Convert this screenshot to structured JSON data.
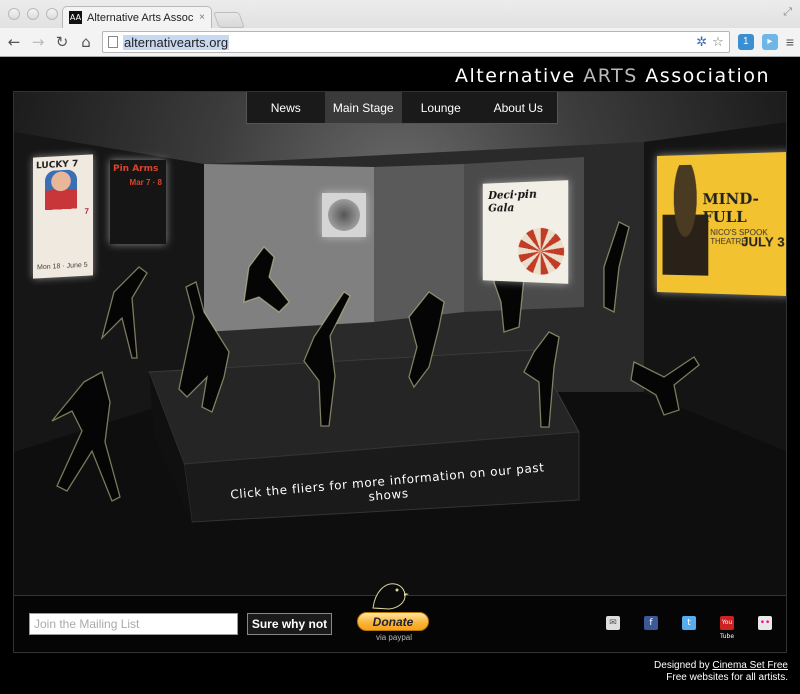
{
  "browser": {
    "tab_title": "Alternative Arts Association",
    "tab_close": "×",
    "url": "alternativearts.org",
    "ext_badge": "1"
  },
  "site": {
    "title_prefix": "Alternative ",
    "title_arts": "ARTS",
    "title_suffix": " Association"
  },
  "nav": {
    "items": [
      {
        "label": "News"
      },
      {
        "label": "Main Stage"
      },
      {
        "label": "Lounge"
      },
      {
        "label": "About Us"
      }
    ],
    "active": "Main Stage"
  },
  "fliers": {
    "f1": {
      "title": "LUCKY 7",
      "date": "7",
      "sub": "Mon 18 · June 5"
    },
    "f2": {
      "title": "Pin Arms",
      "date": "Mar 7 · 8"
    },
    "f4": {
      "title": "Deci·pin Gala"
    },
    "f5": {
      "title": "MIND-FULL",
      "date": "JULY 3",
      "sub": "NICO'S SPOOK THEATRE"
    }
  },
  "stage_text": "Click the fliers for more information on our past shows",
  "footer": {
    "mail_placeholder": "Join the Mailing List",
    "submit_label": "Sure why not",
    "donate_label": "Donate",
    "donate_sub": "via paypal"
  },
  "social": {
    "mail": "✉",
    "facebook": "f",
    "twitter": "t",
    "youtube": "You Tube",
    "flickr": "••"
  },
  "credits": {
    "line1_prefix": "Designed by ",
    "line1_link": "Cinema Set Free",
    "line2": "Free websites for all artists."
  }
}
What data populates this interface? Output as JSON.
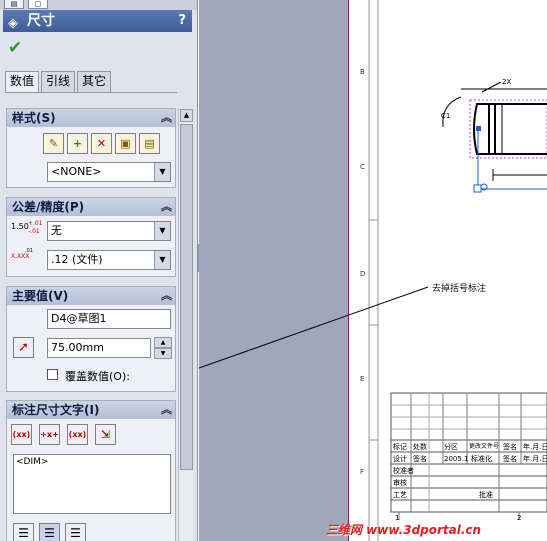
{
  "panel": {
    "title": "尺寸",
    "help": "?",
    "tabs": [
      "数值",
      "引线",
      "其它"
    ],
    "style_group": {
      "title": "样式(S)",
      "style_select": "<NONE>"
    },
    "tolerance_group": {
      "title": "公差/精度(P)",
      "tol_icon_base": "1.50",
      "tol_icon_plus": "+.01",
      "tol_icon_minus": "-.01",
      "tolerance_select": "无",
      "precision_icon_main": "X.XXX",
      "precision_icon_sup": ".01",
      "precision_select": ".12 (文件)"
    },
    "primary_group": {
      "title": "主要值(V)",
      "name_value": "D4@草图1",
      "dim_value": "75.00mm",
      "override_label": "覆盖数值(O):"
    },
    "dimtext_group": {
      "title": "标注尺寸文字(I)",
      "btn_labels": [
        "(xx)",
        "+x+",
        "(xx)",
        ""
      ],
      "text_value": "<DIM>"
    },
    "collapse": "«"
  },
  "drawing": {
    "row_labels": [
      "B",
      "C",
      "D",
      "E",
      "F"
    ],
    "annotation": "去掉括号标注",
    "title_block": {
      "row1": [
        "标记",
        "处数",
        "分区",
        "更改文件号",
        "签名",
        "年.月.日"
      ],
      "row2": [
        "设计",
        "签名",
        "2005.1",
        "标准化",
        "签名",
        "年.月.日"
      ],
      "row3": "校准者",
      "row4": "审核",
      "row5": [
        "工艺",
        "",
        "批准"
      ],
      "bottom": [
        "1",
        "2"
      ]
    },
    "dim_labels": [
      "2X",
      "C1"
    ]
  },
  "watermark": "三维网 www.3dportal.cn",
  "colors": {
    "accent_titlebar": "#4a6aa7",
    "sheet_border": "#7a2080",
    "selection": "#d040d0",
    "dim_blue": "#1a5fd0",
    "watermark": "#e02020",
    "ok_green": "#2e9a2a"
  }
}
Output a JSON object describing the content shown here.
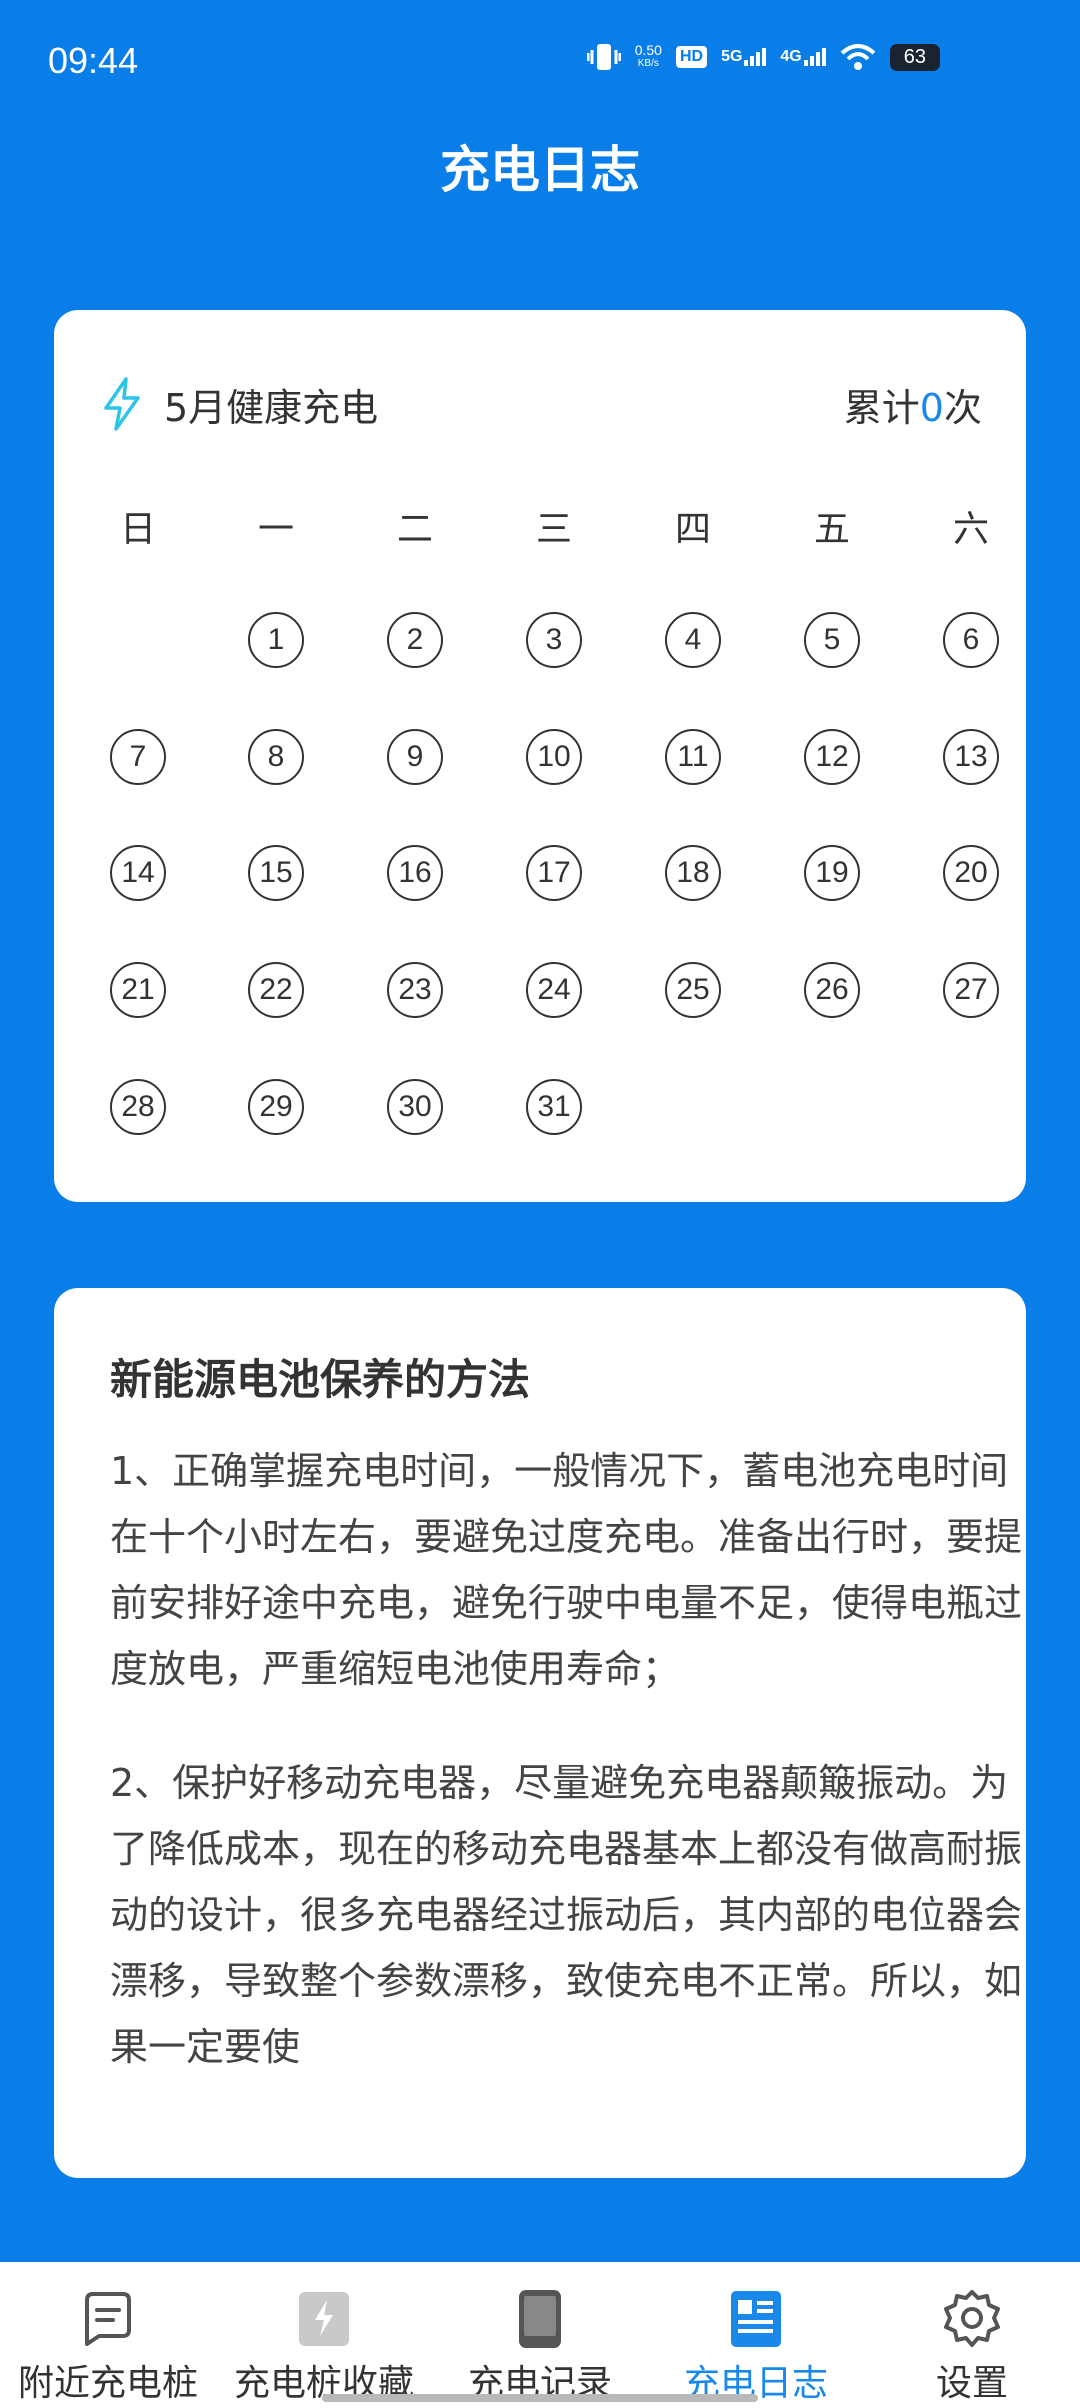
{
  "status_bar": {
    "time": "09:44",
    "speed_value": "0.50",
    "speed_unit": "KB/s",
    "hd": "HD",
    "net1": "5G",
    "net2": "4G",
    "battery": "63"
  },
  "header": {
    "title": "充电日志"
  },
  "calendar": {
    "month_label": "5月健康充电",
    "count_prefix": "累计",
    "count_value": "0",
    "count_suffix": "次",
    "weekdays": [
      "日",
      "一",
      "二",
      "三",
      "四",
      "五",
      "六"
    ],
    "days": [
      "1",
      "2",
      "3",
      "4",
      "5",
      "6",
      "7",
      "8",
      "9",
      "10",
      "11",
      "12",
      "13",
      "14",
      "15",
      "16",
      "17",
      "18",
      "19",
      "20",
      "21",
      "22",
      "23",
      "24",
      "25",
      "26",
      "27",
      "28",
      "29",
      "30",
      "31"
    ],
    "first_weekday_index": 1
  },
  "tips": {
    "title": "新能源电池保养的方法",
    "paragraphs": [
      "1、正确掌握充电时间，一般情况下，蓄电池充电时间在十个小时左右，要避免过度充电。准备出行时，要提前安排好途中充电，避免行驶中电量不足，使得电瓶过度放电，严重缩短电池使用寿命；",
      "2、保护好移动充电器，尽量避免充电器颠簸振动。为了降低成本，现在的移动充电器基本上都没有做高耐振动的设计，很多充电器经过振动后，其内部的电位器会漂移，导致整个参数漂移，致使充电不正常。所以，如果一定要使"
    ]
  },
  "tabbar": {
    "active_color": "#1a88e8",
    "items": [
      {
        "label": "附近充电桩",
        "icon": "message-list-icon"
      },
      {
        "label": "充电桩收藏",
        "icon": "charging-pile-icon"
      },
      {
        "label": "充电记录",
        "icon": "tablet-icon"
      },
      {
        "label": "充电日志",
        "icon": "log-document-icon"
      },
      {
        "label": "设置",
        "icon": "gear-icon"
      }
    ]
  }
}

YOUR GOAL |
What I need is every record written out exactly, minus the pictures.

RESULT FOR THIS EXERCISE |
Convert this screenshot to structured JSON data.
{
  "browser": {
    "tab_title": "Alternative Arts Association",
    "tab_close": "×",
    "url": "alternativearts.org",
    "ext_badge": "1"
  },
  "site": {
    "title_prefix": "Alternative ",
    "title_arts": "ARTS",
    "title_suffix": " Association"
  },
  "nav": {
    "items": [
      {
        "label": "News"
      },
      {
        "label": "Main Stage"
      },
      {
        "label": "Lounge"
      },
      {
        "label": "About Us"
      }
    ],
    "active": "Main Stage"
  },
  "fliers": {
    "f1": {
      "title": "LUCKY 7",
      "date": "7",
      "sub": "Mon 18 · June 5"
    },
    "f2": {
      "title": "Pin Arms",
      "date": "Mar 7 · 8"
    },
    "f4": {
      "title": "Deci·pin Gala"
    },
    "f5": {
      "title": "MIND-FULL",
      "date": "JULY 3",
      "sub": "NICO'S SPOOK THEATRE"
    }
  },
  "stage_text": "Click the fliers for more information on our past shows",
  "footer": {
    "mail_placeholder": "Join the Mailing List",
    "submit_label": "Sure why not",
    "donate_label": "Donate",
    "donate_sub": "via paypal"
  },
  "social": {
    "mail": "✉",
    "facebook": "f",
    "twitter": "t",
    "youtube": "You Tube",
    "flickr": "••"
  },
  "credits": {
    "line1_prefix": "Designed by ",
    "line1_link": "Cinema Set Free",
    "line2": "Free websites for all artists."
  }
}
What data populates this interface? Output as JSON.
{
  "panel": {
    "title": "尺寸",
    "help": "?",
    "tabs": [
      "数值",
      "引线",
      "其它"
    ],
    "style_group": {
      "title": "样式(S)",
      "style_select": "<NONE>"
    },
    "tolerance_group": {
      "title": "公差/精度(P)",
      "tol_icon_base": "1.50",
      "tol_icon_plus": "+.01",
      "tol_icon_minus": "-.01",
      "tolerance_select": "无",
      "precision_icon_main": "X.XXX",
      "precision_icon_sup": ".01",
      "precision_select": ".12 (文件)"
    },
    "primary_group": {
      "title": "主要值(V)",
      "name_value": "D4@草图1",
      "dim_value": "75.00mm",
      "override_label": "覆盖数值(O):"
    },
    "dimtext_group": {
      "title": "标注尺寸文字(I)",
      "btn_labels": [
        "(xx)",
        "+x+",
        "(xx)",
        ""
      ],
      "text_value": "<DIM>"
    },
    "collapse": "«"
  },
  "drawing": {
    "row_labels": [
      "B",
      "C",
      "D",
      "E",
      "F"
    ],
    "annotation": "去掉括号标注",
    "title_block": {
      "row1": [
        "标记",
        "处数",
        "分区",
        "更改文件号",
        "签名",
        "年.月.日"
      ],
      "row2": [
        "设计",
        "签名",
        "2005.1",
        "标准化",
        "签名",
        "年.月.日"
      ],
      "row3": "校准者",
      "row4": "审核",
      "row5": [
        "工艺",
        "",
        "批准"
      ],
      "bottom": [
        "1",
        "2"
      ]
    },
    "dim_labels": [
      "2X",
      "C1"
    ]
  },
  "watermark": "三维网 www.3dportal.cn",
  "colors": {
    "accent_titlebar": "#4a6aa7",
    "sheet_border": "#7a2080",
    "selection": "#d040d0",
    "dim_blue": "#1a5fd0",
    "watermark": "#e02020",
    "ok_green": "#2e9a2a"
  }
}
Output a JSON object describing the content shown here.
{
  "status_bar": {
    "time": "09:44",
    "speed_value": "0.50",
    "speed_unit": "KB/s",
    "hd": "HD",
    "net1": "5G",
    "net2": "4G",
    "battery": "63"
  },
  "header": {
    "title": "充电日志"
  },
  "calendar": {
    "month_label": "5月健康充电",
    "count_prefix": "累计",
    "count_value": "0",
    "count_suffix": "次",
    "weekdays": [
      "日",
      "一",
      "二",
      "三",
      "四",
      "五",
      "六"
    ],
    "days": [
      "1",
      "2",
      "3",
      "4",
      "5",
      "6",
      "7",
      "8",
      "9",
      "10",
      "11",
      "12",
      "13",
      "14",
      "15",
      "16",
      "17",
      "18",
      "19",
      "20",
      "21",
      "22",
      "23",
      "24",
      "25",
      "26",
      "27",
      "28",
      "29",
      "30",
      "31"
    ],
    "first_weekday_index": 1
  },
  "tips": {
    "title": "新能源电池保养的方法",
    "paragraphs": [
      "1、正确掌握充电时间，一般情况下，蓄电池充电时间在十个小时左右，要避免过度充电。准备出行时，要提前安排好途中充电，避免行驶中电量不足，使得电瓶过度放电，严重缩短电池使用寿命；",
      "2、保护好移动充电器，尽量避免充电器颠簸振动。为了降低成本，现在的移动充电器基本上都没有做高耐振动的设计，很多充电器经过振动后，其内部的电位器会漂移，导致整个参数漂移，致使充电不正常。所以，如果一定要使"
    ]
  },
  "tabbar": {
    "active_color": "#1a88e8",
    "items": [
      {
        "label": "附近充电桩",
        "icon": "message-list-icon"
      },
      {
        "label": "充电桩收藏",
        "icon": "charging-pile-icon"
      },
      {
        "label": "充电记录",
        "icon": "tablet-icon"
      },
      {
        "label": "充电日志",
        "icon": "log-document-icon"
      },
      {
        "label": "设置",
        "icon": "gear-icon"
      }
    ]
  }
}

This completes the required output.